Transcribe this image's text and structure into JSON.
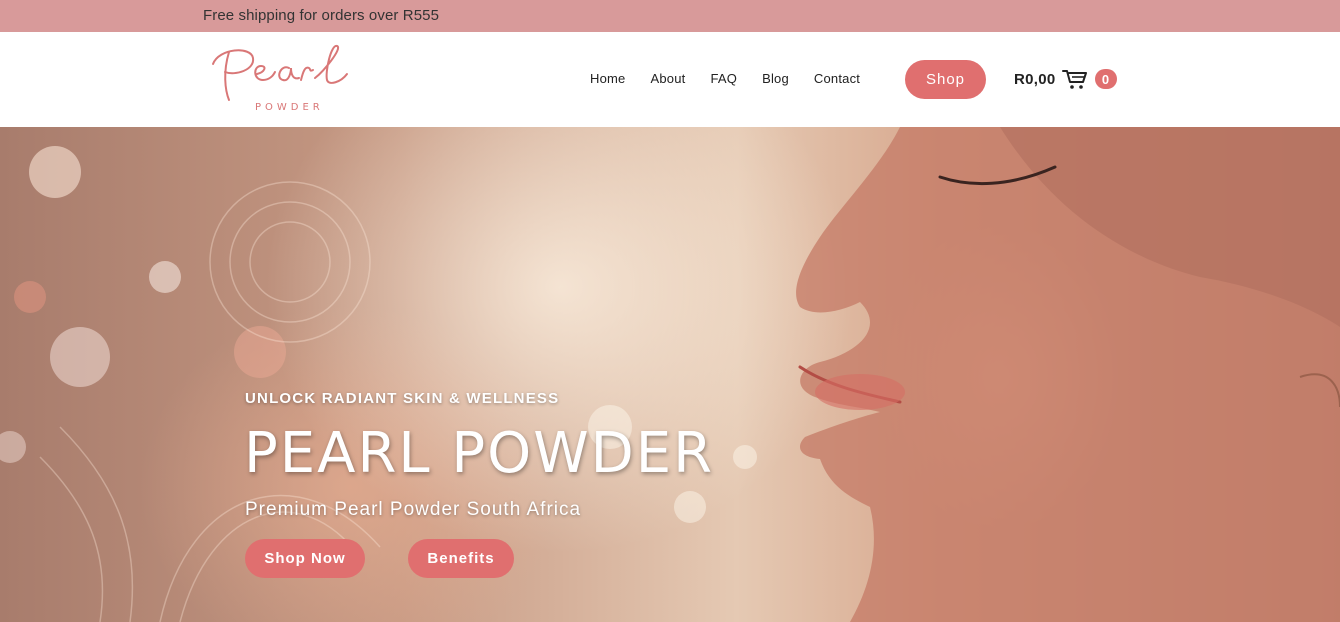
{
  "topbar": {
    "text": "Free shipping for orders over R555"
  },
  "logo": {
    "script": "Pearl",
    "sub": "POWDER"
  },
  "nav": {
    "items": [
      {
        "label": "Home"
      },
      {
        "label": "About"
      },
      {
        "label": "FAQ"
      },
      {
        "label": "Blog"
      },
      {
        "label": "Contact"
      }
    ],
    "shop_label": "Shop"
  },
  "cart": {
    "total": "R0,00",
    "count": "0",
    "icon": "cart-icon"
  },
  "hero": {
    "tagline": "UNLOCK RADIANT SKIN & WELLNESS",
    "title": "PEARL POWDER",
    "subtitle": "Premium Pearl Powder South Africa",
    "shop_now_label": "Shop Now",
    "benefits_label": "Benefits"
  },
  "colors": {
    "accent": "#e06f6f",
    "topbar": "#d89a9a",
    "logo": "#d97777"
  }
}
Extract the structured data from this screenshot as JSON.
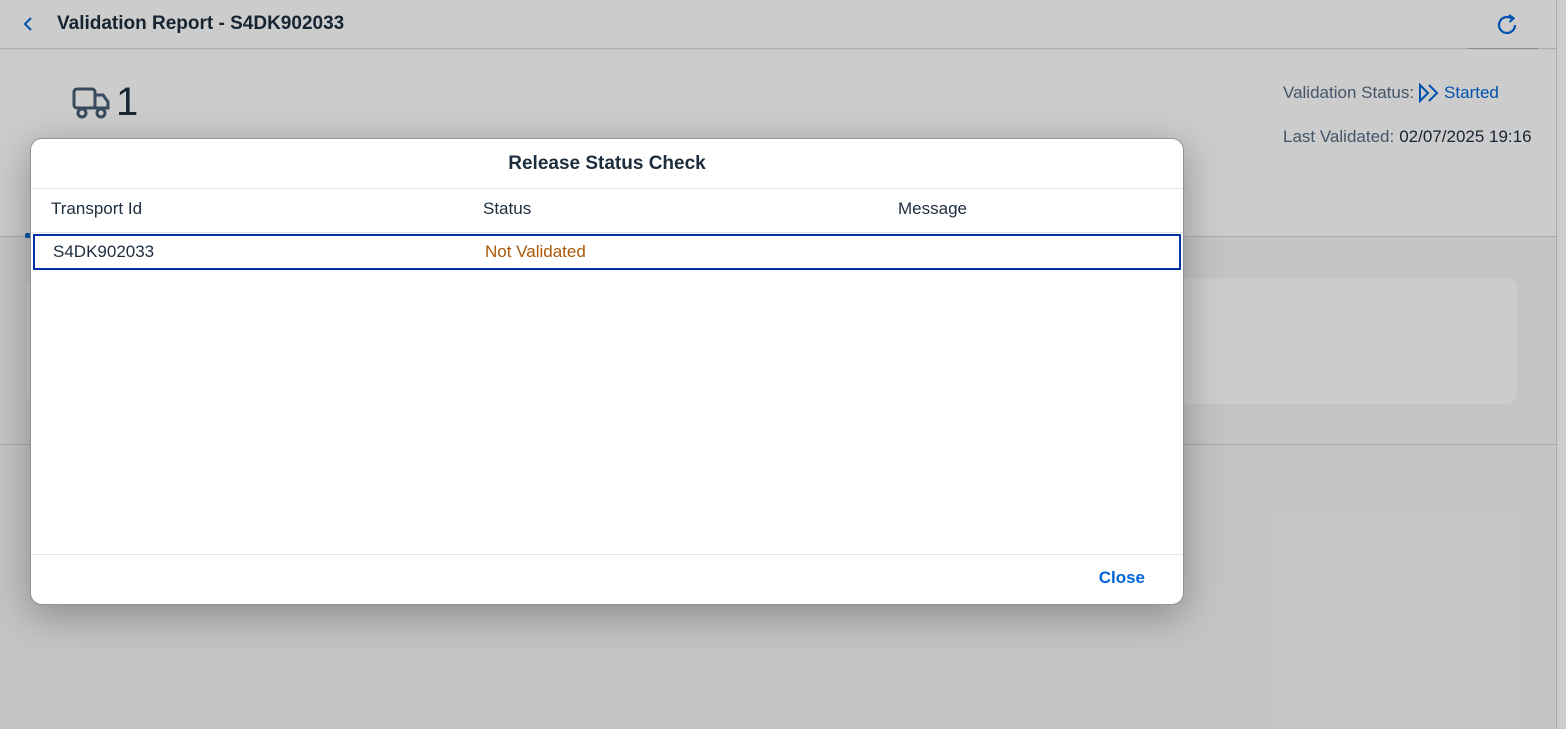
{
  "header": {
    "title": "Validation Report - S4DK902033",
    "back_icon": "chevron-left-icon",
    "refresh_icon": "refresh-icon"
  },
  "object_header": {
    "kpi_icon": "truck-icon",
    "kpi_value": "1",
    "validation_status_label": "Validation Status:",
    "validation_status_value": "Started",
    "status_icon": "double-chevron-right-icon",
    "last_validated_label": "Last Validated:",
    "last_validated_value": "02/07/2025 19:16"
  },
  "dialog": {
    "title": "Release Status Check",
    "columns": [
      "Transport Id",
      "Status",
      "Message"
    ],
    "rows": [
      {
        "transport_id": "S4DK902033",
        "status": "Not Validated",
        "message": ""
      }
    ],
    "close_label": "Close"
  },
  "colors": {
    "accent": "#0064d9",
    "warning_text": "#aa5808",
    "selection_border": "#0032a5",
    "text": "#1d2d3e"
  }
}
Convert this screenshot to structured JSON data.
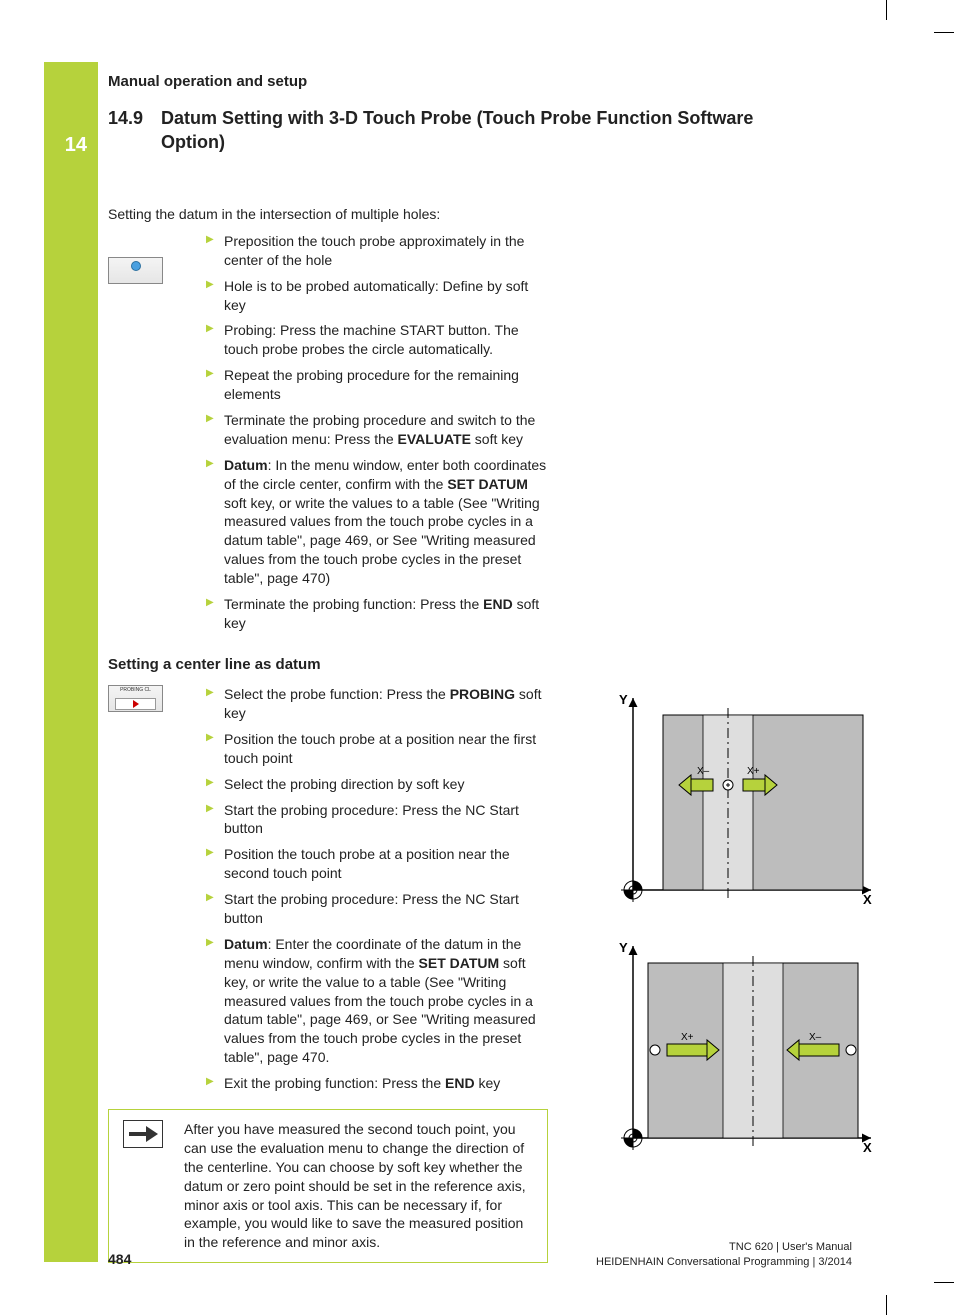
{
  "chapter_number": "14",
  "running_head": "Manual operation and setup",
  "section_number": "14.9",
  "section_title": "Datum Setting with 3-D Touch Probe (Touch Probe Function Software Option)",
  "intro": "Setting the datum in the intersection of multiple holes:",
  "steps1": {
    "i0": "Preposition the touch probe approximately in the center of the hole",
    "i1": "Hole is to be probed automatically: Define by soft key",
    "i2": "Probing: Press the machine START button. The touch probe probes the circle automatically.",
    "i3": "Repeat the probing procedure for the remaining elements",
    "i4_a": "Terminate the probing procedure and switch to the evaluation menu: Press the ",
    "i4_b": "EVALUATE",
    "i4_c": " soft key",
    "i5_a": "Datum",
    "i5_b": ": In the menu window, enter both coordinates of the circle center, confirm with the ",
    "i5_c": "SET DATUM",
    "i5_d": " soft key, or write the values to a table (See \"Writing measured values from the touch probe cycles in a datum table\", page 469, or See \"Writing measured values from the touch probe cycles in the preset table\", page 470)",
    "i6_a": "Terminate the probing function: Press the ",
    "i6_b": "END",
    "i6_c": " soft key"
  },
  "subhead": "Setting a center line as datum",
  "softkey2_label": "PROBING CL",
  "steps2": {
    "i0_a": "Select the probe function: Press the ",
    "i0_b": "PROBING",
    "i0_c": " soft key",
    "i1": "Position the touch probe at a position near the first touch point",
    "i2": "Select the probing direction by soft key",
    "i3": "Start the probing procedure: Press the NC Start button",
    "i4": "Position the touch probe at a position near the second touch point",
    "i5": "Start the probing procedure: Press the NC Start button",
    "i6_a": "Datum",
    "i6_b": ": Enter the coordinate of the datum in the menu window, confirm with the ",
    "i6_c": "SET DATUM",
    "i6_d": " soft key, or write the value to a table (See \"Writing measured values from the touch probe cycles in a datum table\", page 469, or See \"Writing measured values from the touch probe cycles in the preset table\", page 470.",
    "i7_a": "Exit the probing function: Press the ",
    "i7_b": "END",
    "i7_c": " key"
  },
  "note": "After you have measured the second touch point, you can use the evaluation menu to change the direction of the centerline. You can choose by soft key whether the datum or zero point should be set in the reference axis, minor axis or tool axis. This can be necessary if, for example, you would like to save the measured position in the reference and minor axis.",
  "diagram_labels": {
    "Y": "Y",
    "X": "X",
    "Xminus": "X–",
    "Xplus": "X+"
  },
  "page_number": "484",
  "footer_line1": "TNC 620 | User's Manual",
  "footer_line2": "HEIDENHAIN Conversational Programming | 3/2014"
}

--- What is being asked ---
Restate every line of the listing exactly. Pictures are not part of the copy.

--- Written reply ---
Transcribe this image's text and structure into JSON.
{
  "topbar": {
    "text": "Free shipping for orders over R555"
  },
  "logo": {
    "script": "Pearl",
    "sub": "POWDER"
  },
  "nav": {
    "items": [
      {
        "label": "Home"
      },
      {
        "label": "About"
      },
      {
        "label": "FAQ"
      },
      {
        "label": "Blog"
      },
      {
        "label": "Contact"
      }
    ],
    "shop_label": "Shop"
  },
  "cart": {
    "total": "R0,00",
    "count": "0",
    "icon": "cart-icon"
  },
  "hero": {
    "tagline": "UNLOCK RADIANT SKIN & WELLNESS",
    "title": "PEARL POWDER",
    "subtitle": "Premium Pearl Powder South Africa",
    "shop_now_label": "Shop Now",
    "benefits_label": "Benefits"
  },
  "colors": {
    "accent": "#e06f6f",
    "topbar": "#d89a9a",
    "logo": "#d97777"
  }
}
Extract the structured data from this screenshot as JSON.
{
  "header": {
    "title": "Validation Report - S4DK902033",
    "back_icon": "chevron-left-icon",
    "refresh_icon": "refresh-icon"
  },
  "object_header": {
    "kpi_icon": "truck-icon",
    "kpi_value": "1",
    "validation_status_label": "Validation Status:",
    "validation_status_value": "Started",
    "status_icon": "double-chevron-right-icon",
    "last_validated_label": "Last Validated:",
    "last_validated_value": "02/07/2025 19:16"
  },
  "dialog": {
    "title": "Release Status Check",
    "columns": [
      "Transport Id",
      "Status",
      "Message"
    ],
    "rows": [
      {
        "transport_id": "S4DK902033",
        "status": "Not Validated",
        "message": ""
      }
    ],
    "close_label": "Close"
  },
  "colors": {
    "accent": "#0064d9",
    "warning_text": "#aa5808",
    "selection_border": "#0032a5",
    "text": "#1d2d3e"
  }
}
Convert this screenshot to structured JSON data.
{
  "chapter_number": "14",
  "running_head": "Manual operation and setup",
  "section_number": "14.9",
  "section_title": "Datum Setting with 3-D Touch Probe (Touch Probe Function Software Option)",
  "intro": "Setting the datum in the intersection of multiple holes:",
  "steps1": {
    "i0": "Preposition the touch probe approximately in the center of the hole",
    "i1": "Hole is to be probed automatically: Define by soft key",
    "i2": "Probing: Press the machine START button. The touch probe probes the circle automatically.",
    "i3": "Repeat the probing procedure for the remaining elements",
    "i4_a": "Terminate the probing procedure and switch to the evaluation menu: Press the ",
    "i4_b": "EVALUATE",
    "i4_c": " soft key",
    "i5_a": "Datum",
    "i5_b": ": In the menu window, enter both coordinates of the circle center, confirm with the ",
    "i5_c": "SET DATUM",
    "i5_d": " soft key, or write the values to a table (See \"Writing measured values from the touch probe cycles in a datum table\", page 469, or See \"Writing measured values from the touch probe cycles in the preset table\", page 470)",
    "i6_a": "Terminate the probing function: Press the ",
    "i6_b": "END",
    "i6_c": " soft key"
  },
  "subhead": "Setting a center line as datum",
  "softkey2_label": "PROBING CL",
  "steps2": {
    "i0_a": "Select the probe function: Press the ",
    "i0_b": "PROBING",
    "i0_c": " soft key",
    "i1": "Position the touch probe at a position near the first touch point",
    "i2": "Select the probing direction by soft key",
    "i3": "Start the probing procedure: Press the NC Start button",
    "i4": "Position the touch probe at a position near the second touch point",
    "i5": "Start the probing procedure: Press the NC Start button",
    "i6_a": "Datum",
    "i6_b": ": Enter the coordinate of the datum in the menu window, confirm with the ",
    "i6_c": "SET DATUM",
    "i6_d": " soft key, or write the value to a table (See \"Writing measured values from the touch probe cycles in a datum table\", page 469, or See \"Writing measured values from the touch probe cycles in the preset table\", page 470.",
    "i7_a": "Exit the probing function: Press the ",
    "i7_b": "END",
    "i7_c": " key"
  },
  "note": "After you have measured the second touch point, you can use the evaluation menu to change the direction of the centerline. You can choose by soft key whether the datum or zero point should be set in the reference axis, minor axis or tool axis. This can be necessary if, for example, you would like to save the measured position in the reference and minor axis.",
  "diagram_labels": {
    "Y": "Y",
    "X": "X",
    "Xminus": "X–",
    "Xplus": "X+"
  },
  "page_number": "484",
  "footer_line1": "TNC 620 | User's Manual",
  "footer_line2": "HEIDENHAIN Conversational Programming | 3/2014"
}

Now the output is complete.